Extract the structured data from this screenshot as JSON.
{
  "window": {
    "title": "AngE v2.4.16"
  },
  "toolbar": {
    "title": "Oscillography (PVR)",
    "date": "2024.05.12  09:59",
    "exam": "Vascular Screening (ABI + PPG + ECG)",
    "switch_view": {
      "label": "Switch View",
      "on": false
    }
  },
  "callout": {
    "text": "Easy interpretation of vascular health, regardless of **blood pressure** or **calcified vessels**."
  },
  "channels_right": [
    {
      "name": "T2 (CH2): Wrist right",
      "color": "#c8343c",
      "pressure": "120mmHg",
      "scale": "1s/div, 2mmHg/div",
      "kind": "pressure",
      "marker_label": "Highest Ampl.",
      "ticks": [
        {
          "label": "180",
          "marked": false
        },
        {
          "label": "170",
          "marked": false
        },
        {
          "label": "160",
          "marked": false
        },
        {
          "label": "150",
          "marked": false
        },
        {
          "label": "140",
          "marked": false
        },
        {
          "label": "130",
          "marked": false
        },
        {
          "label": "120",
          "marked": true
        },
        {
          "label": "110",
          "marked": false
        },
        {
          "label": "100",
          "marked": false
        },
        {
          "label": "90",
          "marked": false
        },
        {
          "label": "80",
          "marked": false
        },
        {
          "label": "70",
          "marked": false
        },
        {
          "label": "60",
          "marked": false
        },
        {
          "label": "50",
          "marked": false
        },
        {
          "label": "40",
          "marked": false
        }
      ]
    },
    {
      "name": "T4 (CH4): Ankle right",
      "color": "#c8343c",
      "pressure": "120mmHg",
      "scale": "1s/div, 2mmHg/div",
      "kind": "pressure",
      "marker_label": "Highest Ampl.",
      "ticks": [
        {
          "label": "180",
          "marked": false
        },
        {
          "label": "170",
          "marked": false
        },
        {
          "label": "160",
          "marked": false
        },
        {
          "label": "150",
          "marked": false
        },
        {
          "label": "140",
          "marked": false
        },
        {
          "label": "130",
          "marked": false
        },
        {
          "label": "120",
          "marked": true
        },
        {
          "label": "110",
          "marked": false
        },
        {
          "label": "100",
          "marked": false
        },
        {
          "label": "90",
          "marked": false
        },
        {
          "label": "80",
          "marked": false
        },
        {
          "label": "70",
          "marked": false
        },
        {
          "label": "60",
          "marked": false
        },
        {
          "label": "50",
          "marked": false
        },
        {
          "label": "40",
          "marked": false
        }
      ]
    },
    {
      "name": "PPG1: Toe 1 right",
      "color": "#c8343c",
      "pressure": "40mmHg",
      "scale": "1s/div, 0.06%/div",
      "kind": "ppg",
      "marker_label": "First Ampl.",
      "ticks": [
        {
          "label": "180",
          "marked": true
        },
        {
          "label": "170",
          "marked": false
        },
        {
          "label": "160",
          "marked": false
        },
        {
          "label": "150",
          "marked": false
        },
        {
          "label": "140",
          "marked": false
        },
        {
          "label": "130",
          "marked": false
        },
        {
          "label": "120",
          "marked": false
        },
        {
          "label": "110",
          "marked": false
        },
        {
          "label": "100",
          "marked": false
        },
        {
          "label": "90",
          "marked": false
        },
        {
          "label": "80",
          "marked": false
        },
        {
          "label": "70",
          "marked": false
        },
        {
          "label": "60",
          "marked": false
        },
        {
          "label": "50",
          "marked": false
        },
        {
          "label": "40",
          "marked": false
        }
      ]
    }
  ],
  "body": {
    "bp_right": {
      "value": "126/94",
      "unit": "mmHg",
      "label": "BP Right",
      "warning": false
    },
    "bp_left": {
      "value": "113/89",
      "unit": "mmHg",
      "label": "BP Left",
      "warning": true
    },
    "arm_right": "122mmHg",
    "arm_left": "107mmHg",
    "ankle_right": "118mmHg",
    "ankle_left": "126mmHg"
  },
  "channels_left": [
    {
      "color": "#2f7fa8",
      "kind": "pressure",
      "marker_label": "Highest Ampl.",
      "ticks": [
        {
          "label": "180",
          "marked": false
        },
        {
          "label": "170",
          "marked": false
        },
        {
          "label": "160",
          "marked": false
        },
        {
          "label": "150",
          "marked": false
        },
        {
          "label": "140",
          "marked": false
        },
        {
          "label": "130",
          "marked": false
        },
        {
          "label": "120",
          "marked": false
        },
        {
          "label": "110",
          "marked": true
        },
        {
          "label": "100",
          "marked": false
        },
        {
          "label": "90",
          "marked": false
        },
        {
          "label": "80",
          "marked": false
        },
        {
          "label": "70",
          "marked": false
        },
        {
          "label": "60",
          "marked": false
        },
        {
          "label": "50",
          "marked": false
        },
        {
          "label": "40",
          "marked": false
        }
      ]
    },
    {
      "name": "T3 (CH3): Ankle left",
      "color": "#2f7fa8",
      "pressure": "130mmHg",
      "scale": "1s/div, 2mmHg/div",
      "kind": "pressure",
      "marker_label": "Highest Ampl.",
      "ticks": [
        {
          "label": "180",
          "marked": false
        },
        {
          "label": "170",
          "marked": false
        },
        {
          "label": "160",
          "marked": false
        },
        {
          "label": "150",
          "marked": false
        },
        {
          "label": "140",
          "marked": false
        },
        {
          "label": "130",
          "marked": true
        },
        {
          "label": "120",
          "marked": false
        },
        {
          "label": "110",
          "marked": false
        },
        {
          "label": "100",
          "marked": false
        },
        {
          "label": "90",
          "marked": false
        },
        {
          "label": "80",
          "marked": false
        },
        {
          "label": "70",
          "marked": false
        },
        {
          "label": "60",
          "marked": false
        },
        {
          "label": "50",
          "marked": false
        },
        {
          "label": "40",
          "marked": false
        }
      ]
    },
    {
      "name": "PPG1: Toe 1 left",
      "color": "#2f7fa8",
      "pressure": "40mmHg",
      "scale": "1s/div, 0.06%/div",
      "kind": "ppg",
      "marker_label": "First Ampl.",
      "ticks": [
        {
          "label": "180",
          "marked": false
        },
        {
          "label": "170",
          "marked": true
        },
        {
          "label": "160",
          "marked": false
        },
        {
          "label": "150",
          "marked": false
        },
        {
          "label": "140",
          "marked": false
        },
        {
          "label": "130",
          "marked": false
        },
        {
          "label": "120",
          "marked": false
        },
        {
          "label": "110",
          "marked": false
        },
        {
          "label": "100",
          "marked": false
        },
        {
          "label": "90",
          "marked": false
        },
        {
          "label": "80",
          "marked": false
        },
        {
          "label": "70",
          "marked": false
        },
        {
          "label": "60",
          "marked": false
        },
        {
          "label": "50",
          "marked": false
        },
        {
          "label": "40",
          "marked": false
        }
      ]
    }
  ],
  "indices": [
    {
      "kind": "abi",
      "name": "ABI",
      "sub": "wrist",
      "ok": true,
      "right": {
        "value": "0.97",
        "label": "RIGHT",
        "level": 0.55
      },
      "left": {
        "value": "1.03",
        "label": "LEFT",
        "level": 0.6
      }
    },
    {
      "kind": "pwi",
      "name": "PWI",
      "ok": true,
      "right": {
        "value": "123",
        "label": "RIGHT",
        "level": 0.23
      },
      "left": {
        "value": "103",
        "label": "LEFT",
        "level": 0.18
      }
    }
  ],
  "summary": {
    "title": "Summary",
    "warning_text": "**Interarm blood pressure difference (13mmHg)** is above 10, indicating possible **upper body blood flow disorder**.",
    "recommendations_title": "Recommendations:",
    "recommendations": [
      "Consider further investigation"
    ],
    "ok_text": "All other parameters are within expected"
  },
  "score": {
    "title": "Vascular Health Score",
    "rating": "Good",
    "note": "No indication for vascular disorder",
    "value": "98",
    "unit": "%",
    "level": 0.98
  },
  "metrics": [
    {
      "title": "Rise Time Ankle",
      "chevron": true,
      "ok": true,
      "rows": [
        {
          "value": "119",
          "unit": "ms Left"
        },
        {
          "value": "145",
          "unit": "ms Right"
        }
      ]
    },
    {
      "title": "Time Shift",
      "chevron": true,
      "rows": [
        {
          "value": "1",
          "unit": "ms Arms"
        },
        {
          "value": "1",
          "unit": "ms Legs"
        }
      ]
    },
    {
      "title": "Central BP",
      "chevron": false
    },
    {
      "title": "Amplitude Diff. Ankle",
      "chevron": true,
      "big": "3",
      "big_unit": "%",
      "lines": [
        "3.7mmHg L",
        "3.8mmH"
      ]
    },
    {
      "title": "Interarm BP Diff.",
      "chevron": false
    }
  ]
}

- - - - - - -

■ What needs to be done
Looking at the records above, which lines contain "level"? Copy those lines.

■ Answer to this problem
        "level": 0.55
        "level": 0.6
        "level": 0.23
        "level": 0.18
    "level": 0.98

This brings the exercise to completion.